p. lix Bloom speaks of Scholem’s distaste for emanation. Something unknown of this sort must have motivated me beyond all the philological games and masquerades at which I excel” (JJ 46).” “Scholem’s Gedichte und seine Dichtungstheorie. lxv Found among Scholem’s papers and published by Stéphane Moses. K pp. 2 Winter 1990. and that in another form it could. 96. Defenses. discussion in L’Ange 250 ff. “Scholem’s Gedichte und seine Dichtungstheorie. Koln: Bohlau Verlag. 207. 119. lviii Gershom Scholem. 200).as grounded in two spheres: “die Aufteilung der Sprache in zwei Spharen zuggrunde. it expressed itself according to the time. das die Sprache unendlich sei. 79. 2000. Sigrid Weigel and Stephane Moses. “substance” in emanation. p. . die Sphare des “Offenbarten Aussprechlichen” und die des “Symbolisierten.” wobei Scholem davon ausgeht. have said something else in another generation. 215. 217. lx Cf. 216. 119. his suggestion of “a new Jewish translation for our generation. where he describes Kkabbalah as fundamentally a linguistic mysticism. “Schopfung aus Nichts und Selbstverschrankung Gottes” Eranos Jahrbuch 1956.” 16-47.” History and Memory Vol. He centers on Lurianic Tzimzum as his focus of discussion. republished in OP27-30. this is the “post-Lurianic question. 2 no. as related to issues of Zionism and exile. lxiii Bloom. p. perhaps. Counterhistory . 145. 97-99. 87-119.” Gershom Scholem: Literatur und Rhetorik. who calls revelation and tradition linguistic experiences. Cf. 214. p. 29.”(OP 14-16). eds. lxii As Irving Wohlfarth puts it. and Biale. lxi This view is reiterated in Alter. p. lxiv “I had the feeling the Kabbalah had a living center. 25. discussions of “power” vs. Verschweigenen. Cf. insofern sie sich über die beiden Reiche ausdehne. “On our Language: A Confession.” whether the divine light is today hidden or vanished (p.

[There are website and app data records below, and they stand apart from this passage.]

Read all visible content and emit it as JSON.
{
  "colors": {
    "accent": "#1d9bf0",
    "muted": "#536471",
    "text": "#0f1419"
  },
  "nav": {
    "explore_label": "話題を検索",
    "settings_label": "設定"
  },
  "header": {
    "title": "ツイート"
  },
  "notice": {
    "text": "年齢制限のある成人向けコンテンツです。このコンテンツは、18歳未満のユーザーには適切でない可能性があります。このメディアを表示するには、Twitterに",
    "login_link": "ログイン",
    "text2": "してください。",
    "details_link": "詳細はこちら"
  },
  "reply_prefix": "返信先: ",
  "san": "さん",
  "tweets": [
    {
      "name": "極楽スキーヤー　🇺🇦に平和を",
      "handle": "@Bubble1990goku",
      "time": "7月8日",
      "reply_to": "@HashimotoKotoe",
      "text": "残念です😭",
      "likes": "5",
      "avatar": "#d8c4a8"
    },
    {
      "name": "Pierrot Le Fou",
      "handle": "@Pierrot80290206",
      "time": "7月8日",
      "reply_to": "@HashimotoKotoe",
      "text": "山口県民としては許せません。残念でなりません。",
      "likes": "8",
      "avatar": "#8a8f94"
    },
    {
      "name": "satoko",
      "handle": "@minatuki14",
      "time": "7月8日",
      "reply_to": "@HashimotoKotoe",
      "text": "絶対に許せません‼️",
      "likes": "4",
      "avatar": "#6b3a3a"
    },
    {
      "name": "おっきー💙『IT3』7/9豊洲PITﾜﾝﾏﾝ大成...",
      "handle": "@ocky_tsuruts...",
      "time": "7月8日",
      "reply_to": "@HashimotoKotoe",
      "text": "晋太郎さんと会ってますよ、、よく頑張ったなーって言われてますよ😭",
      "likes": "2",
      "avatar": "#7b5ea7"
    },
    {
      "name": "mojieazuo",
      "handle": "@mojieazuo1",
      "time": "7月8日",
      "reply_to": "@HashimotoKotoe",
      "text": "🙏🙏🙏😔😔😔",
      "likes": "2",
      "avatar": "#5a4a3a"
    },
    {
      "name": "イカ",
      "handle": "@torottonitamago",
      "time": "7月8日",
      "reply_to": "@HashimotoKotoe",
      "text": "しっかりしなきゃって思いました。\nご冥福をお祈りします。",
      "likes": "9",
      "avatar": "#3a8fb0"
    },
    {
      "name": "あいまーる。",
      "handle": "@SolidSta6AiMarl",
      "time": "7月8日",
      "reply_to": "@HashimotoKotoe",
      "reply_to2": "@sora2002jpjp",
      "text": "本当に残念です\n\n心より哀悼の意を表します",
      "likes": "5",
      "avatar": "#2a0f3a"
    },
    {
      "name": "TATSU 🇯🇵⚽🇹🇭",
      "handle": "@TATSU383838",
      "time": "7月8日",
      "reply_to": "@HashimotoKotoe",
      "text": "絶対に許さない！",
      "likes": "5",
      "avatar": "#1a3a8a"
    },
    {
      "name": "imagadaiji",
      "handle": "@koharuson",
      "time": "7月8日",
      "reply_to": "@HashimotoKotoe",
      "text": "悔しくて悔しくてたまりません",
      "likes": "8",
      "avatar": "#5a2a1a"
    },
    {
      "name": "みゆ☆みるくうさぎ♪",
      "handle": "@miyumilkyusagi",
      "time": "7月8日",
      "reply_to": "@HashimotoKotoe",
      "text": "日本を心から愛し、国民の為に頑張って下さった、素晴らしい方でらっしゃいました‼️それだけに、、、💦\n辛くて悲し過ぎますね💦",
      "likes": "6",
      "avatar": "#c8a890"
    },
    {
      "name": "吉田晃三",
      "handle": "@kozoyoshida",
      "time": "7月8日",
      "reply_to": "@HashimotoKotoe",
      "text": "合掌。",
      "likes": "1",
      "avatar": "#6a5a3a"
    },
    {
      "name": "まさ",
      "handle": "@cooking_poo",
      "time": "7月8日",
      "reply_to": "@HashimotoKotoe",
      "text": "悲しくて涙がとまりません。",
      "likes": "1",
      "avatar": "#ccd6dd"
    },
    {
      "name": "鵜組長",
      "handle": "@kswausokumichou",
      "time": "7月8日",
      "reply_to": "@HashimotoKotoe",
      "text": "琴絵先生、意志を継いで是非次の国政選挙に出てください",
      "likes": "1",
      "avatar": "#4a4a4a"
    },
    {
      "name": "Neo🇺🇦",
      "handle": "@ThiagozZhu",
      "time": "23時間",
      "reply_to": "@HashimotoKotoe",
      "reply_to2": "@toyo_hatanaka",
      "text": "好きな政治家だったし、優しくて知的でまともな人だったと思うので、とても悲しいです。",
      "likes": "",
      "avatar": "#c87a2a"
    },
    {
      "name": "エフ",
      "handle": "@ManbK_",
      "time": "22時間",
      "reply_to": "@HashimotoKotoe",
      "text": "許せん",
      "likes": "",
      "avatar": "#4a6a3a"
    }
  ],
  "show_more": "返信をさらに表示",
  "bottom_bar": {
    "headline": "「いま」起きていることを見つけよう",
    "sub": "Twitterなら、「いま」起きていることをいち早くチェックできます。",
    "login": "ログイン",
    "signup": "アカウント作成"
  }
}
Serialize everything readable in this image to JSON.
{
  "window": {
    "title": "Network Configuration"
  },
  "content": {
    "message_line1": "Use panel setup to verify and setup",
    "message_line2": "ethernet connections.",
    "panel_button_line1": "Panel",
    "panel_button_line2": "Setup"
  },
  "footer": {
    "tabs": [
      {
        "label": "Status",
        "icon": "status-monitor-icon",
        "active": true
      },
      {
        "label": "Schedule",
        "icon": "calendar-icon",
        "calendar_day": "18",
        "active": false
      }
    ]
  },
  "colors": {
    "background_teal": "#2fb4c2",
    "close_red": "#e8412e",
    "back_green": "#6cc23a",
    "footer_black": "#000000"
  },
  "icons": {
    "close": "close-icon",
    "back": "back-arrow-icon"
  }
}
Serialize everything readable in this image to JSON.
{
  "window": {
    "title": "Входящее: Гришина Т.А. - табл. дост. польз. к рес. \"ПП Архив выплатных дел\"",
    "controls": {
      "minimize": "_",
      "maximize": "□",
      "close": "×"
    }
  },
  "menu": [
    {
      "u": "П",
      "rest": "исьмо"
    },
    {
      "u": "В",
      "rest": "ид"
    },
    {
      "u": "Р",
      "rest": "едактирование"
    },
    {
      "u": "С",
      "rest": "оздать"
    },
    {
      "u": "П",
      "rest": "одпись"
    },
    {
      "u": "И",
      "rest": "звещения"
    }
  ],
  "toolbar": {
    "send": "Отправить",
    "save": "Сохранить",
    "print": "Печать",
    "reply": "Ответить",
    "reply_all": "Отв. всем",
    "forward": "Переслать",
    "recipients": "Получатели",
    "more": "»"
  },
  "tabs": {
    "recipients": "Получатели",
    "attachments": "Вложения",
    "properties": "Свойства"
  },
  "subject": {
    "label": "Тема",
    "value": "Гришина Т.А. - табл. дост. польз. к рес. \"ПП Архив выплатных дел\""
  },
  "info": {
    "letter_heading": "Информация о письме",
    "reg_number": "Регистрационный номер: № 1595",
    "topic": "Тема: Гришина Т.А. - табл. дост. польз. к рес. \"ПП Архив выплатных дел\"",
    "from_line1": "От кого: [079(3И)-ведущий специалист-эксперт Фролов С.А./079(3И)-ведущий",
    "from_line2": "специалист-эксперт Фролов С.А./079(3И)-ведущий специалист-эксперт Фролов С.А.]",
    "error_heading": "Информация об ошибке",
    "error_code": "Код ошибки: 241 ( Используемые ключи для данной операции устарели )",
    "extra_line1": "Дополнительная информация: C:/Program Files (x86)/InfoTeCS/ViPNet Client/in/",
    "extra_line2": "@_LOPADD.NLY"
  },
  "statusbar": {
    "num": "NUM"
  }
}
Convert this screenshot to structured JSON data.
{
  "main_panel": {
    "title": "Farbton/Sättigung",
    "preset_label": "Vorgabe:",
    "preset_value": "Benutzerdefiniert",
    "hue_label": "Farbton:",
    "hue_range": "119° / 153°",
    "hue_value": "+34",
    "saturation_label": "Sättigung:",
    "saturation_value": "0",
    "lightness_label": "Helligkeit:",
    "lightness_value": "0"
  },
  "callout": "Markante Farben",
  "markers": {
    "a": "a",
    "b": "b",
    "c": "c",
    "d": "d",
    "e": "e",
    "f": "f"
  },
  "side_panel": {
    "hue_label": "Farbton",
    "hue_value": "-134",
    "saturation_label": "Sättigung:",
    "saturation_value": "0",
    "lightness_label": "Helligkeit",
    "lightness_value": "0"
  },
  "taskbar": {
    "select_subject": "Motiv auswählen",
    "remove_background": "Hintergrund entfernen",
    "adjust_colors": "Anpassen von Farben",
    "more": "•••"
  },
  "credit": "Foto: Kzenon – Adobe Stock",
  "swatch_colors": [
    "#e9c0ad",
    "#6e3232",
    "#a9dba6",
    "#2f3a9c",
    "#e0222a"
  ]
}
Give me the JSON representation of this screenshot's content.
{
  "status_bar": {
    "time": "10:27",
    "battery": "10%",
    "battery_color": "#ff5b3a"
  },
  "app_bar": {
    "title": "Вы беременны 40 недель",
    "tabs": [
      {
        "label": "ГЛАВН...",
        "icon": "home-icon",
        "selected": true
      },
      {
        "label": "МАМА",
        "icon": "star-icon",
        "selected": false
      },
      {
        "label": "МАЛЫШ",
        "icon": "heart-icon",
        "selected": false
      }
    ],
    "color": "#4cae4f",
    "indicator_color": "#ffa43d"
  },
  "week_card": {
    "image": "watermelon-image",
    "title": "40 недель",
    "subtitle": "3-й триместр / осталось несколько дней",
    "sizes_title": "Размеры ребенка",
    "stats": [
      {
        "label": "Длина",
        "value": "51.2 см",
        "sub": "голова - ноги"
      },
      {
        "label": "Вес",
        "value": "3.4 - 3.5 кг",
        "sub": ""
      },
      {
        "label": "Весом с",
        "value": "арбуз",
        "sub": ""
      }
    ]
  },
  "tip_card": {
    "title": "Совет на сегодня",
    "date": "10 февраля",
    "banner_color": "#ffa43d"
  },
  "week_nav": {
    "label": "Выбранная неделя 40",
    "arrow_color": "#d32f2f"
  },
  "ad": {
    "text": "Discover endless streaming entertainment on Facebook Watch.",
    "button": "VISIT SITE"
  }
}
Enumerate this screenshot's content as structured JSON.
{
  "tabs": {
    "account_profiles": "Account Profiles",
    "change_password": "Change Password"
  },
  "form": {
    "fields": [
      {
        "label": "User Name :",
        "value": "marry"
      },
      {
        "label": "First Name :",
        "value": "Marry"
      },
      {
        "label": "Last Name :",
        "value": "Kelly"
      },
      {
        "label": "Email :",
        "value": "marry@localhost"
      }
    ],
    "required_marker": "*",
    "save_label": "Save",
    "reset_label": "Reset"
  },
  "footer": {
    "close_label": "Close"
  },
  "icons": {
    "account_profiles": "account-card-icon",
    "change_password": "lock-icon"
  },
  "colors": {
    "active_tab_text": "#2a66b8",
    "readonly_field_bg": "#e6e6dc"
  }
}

1934. Sept 30. in which God does not appear. lxvii Correspondence. His linguistic theory has broad implications as a theory of poetics. 1934: “I am still firmly convinced that the theologicltheological aspect of [the Trial]. At the conclusion of “The Name of God” he suggests that today only poets may hear the traces of the linguistic resonances he has been describing. Cf.lxvi Weigel. See Weigel for a discussion of Scholem’s own poetry. which he throws out as hints repeatedly through his essays. 37. . letter of July 9.” This forrayforay into literary discussion is in fact integral to Scholem’s interests. is the most legitimate of such interpretations.